[Element data from apps and pages]
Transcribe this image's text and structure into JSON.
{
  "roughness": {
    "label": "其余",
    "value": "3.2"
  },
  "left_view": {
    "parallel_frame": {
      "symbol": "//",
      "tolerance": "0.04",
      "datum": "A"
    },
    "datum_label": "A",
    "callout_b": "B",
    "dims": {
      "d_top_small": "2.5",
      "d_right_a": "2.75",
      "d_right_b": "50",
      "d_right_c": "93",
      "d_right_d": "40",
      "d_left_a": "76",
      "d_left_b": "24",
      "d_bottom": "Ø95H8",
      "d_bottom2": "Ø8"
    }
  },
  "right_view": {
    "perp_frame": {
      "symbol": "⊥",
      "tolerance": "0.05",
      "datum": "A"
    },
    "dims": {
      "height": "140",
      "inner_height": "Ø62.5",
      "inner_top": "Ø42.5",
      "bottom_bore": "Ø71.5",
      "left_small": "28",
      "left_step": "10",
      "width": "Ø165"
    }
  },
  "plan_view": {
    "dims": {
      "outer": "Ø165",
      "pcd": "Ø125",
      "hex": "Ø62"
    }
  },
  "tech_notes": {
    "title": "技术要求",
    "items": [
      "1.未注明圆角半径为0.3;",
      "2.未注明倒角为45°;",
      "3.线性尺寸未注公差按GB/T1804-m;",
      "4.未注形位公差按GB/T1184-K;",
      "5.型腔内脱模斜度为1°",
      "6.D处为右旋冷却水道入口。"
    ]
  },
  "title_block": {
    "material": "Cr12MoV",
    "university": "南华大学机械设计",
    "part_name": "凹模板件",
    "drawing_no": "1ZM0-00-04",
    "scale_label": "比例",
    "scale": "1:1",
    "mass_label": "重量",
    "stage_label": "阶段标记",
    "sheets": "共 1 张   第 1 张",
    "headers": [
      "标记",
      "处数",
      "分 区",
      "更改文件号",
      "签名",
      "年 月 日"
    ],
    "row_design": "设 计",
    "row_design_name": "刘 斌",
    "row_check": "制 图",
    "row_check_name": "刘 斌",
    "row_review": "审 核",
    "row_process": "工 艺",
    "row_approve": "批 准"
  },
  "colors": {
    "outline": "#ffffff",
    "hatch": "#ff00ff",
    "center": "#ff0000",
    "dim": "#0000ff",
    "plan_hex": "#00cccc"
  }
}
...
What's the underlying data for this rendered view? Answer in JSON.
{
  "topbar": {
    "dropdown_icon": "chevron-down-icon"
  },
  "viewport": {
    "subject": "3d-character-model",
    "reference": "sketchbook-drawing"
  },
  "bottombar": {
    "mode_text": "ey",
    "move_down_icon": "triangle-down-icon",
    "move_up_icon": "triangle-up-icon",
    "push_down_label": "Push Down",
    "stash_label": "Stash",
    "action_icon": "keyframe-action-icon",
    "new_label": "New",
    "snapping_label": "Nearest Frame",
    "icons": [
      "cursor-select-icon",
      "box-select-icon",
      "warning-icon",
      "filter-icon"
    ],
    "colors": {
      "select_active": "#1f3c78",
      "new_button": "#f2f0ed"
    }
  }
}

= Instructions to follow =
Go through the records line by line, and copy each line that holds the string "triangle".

= Task solution =
    "move_down_icon": "triangle-down-icon",
    "move_up_icon": "triangle-up-icon",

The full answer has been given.